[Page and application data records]

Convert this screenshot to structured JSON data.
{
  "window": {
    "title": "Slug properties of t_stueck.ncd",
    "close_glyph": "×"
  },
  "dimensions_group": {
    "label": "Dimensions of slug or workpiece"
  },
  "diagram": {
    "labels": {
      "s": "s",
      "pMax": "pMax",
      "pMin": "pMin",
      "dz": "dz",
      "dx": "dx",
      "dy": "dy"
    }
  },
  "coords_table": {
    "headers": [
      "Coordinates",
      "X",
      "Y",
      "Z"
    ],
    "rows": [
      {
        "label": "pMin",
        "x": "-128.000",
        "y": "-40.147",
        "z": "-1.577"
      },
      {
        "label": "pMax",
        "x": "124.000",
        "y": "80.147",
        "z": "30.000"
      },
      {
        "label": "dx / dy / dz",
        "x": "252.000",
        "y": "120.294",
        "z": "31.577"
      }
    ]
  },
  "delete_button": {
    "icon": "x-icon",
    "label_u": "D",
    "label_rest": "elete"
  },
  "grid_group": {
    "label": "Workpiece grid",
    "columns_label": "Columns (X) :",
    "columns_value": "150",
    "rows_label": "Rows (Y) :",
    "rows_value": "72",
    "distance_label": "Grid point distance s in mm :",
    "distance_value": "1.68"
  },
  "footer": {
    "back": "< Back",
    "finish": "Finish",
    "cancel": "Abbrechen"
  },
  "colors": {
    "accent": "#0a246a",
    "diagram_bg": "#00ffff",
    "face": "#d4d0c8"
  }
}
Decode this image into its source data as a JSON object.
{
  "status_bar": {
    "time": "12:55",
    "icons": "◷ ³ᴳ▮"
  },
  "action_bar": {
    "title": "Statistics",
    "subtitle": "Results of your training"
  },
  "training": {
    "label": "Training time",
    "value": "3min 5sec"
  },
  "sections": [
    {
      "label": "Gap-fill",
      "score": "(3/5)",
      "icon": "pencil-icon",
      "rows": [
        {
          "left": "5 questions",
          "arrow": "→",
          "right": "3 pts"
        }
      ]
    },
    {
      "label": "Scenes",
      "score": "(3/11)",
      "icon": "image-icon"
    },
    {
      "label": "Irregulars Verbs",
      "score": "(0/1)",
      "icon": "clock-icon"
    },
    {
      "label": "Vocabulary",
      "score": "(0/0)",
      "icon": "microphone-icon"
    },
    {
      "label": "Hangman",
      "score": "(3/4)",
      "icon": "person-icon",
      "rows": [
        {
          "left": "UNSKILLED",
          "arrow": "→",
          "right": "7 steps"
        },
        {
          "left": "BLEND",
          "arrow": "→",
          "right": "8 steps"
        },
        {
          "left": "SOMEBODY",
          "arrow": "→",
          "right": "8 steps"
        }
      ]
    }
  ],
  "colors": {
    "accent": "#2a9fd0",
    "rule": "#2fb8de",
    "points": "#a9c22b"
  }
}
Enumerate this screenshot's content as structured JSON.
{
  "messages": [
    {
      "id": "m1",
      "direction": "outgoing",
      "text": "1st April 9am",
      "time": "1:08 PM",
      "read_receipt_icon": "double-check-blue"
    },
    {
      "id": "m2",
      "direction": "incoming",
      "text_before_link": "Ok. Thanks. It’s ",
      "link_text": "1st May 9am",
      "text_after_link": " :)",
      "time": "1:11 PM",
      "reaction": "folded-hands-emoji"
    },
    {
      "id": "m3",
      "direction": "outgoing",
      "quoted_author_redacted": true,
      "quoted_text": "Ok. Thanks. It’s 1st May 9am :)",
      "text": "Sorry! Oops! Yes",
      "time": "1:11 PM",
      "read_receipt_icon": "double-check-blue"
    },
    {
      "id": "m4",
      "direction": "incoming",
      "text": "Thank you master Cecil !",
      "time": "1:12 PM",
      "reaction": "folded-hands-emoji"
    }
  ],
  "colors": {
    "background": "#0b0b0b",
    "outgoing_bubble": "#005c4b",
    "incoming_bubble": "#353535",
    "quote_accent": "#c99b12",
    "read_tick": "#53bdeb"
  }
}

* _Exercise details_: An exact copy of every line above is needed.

* _Reply_:
Convert this screenshot to structured JSON data.
{
  "window": {
    "title": "Slug properties of t_stueck.ncd",
    "close_glyph": "×"
  },
  "dimensions_group": {
    "label": "Dimensions of slug or workpiece"
  },
  "diagram": {
    "labels": {
      "s": "s",
      "pMax": "pMax",
      "pMin": "pMin",
      "dz": "dz",
      "dx": "dx",
      "dy": "dy"
    }
  },
  "coords_table": {
    "headers": [
      "Coordinates",
      "X",
      "Y",
      "Z"
    ],
    "rows": [
      {
        "label": "pMin",
        "x": "-128.000",
        "y": "-40.147",
        "z": "-1.577"
      },
      {
        "label": "pMax",
        "x": "124.000",
        "y": "80.147",
        "z": "30.000"
      },
      {
        "label": "dx / dy / dz",
        "x": "252.000",
        "y": "120.294",
        "z": "31.577"
      }
    ]
  },
  "delete_button": {
    "icon": "x-icon",
    "label_u": "D",
    "label_rest": "elete"
  },
  "grid_group": {
    "label": "Workpiece grid",
    "columns_label": "Columns (X) :",
    "columns_value": "150",
    "rows_label": "Rows (Y) :",
    "rows_value": "72",
    "distance_label": "Grid point distance s in mm :",
    "distance_value": "1.68"
  },
  "footer": {
    "back": "< Back",
    "finish": "Finish",
    "cancel": "Abbrechen"
  },
  "colors": {
    "accent": "#0a246a",
    "diagram_bg": "#00ffff",
    "face": "#d4d0c8"
  }
}
Decode this image into its source data as a JSON object.
{
  "status_bar": {
    "time": "12:55",
    "icons": "◷ ³ᴳ▮"
  },
  "action_bar": {
    "title": "Statistics",
    "subtitle": "Results of your training"
  },
  "training": {
    "label": "Training time",
    "value": "3min 5sec"
  },
  "sections": [
    {
      "label": "Gap-fill",
      "score": "(3/5)",
      "icon": "pencil-icon",
      "rows": [
        {
          "left": "5 questions",
          "arrow": "→",
          "right": "3 pts"
        }
      ]
    },
    {
      "label": "Scenes",
      "score": "(3/11)",
      "icon": "image-icon"
    },
    {
      "label": "Irregulars Verbs",
      "score": "(0/1)",
      "icon": "clock-icon"
    },
    {
      "label": "Vocabulary",
      "score": "(0/0)",
      "icon": "microphone-icon"
    },
    {
      "label": "Hangman",
      "score": "(3/4)",
      "icon": "person-icon",
      "rows": [
        {
          "left": "UNSKILLED",
          "arrow": "→",
          "right": "7 steps"
        },
        {
          "left": "BLEND",
          "arrow": "→",
          "right": "8 steps"
        },
        {
          "left": "SOMEBODY",
          "arrow": "→",
          "right": "8 steps"
        }
      ]
    }
  ],
  "colors": {
    "accent": "#2a9fd0",
    "rule": "#2fb8de",
    "points": "#a9c22b"
  }
}
Enumerate this screenshot's content as structured JSON.
{
  "messages": [
    {
      "id": "m1",
      "direction": "outgoing",
      "text": "1st April 9am",
      "time": "1:08 PM",
      "read_receipt_icon": "double-check-blue"
    },
    {
      "id": "m2",
      "direction": "incoming",
      "text_before_link": "Ok. Thanks. It’s ",
      "link_text": "1st May 9am",
      "text_after_link": " :)",
      "time": "1:11 PM",
      "reaction": "folded-hands-emoji"
    },
    {
      "id": "m3",
      "direction": "outgoing",
      "quoted_author_redacted": true,
      "quoted_text": "Ok. Thanks. It’s 1st May 9am :)",
      "text": "Sorry! Oops! Yes",
      "time": "1:11 PM",
      "read_receipt_icon": "double-check-blue"
    },
    {
      "id": "m4",
      "direction": "incoming",
      "text": "Thank you master Cecil !",
      "time": "1:12 PM",
      "reaction": "folded-hands-emoji"
    }
  ],
  "colors": {
    "background": "#0b0b0b",
    "outgoing_bubble": "#005c4b",
    "incoming_bubble": "#353535",
    "quote_accent": "#c99b12",
    "read_tick": "#53bdeb"
  }
}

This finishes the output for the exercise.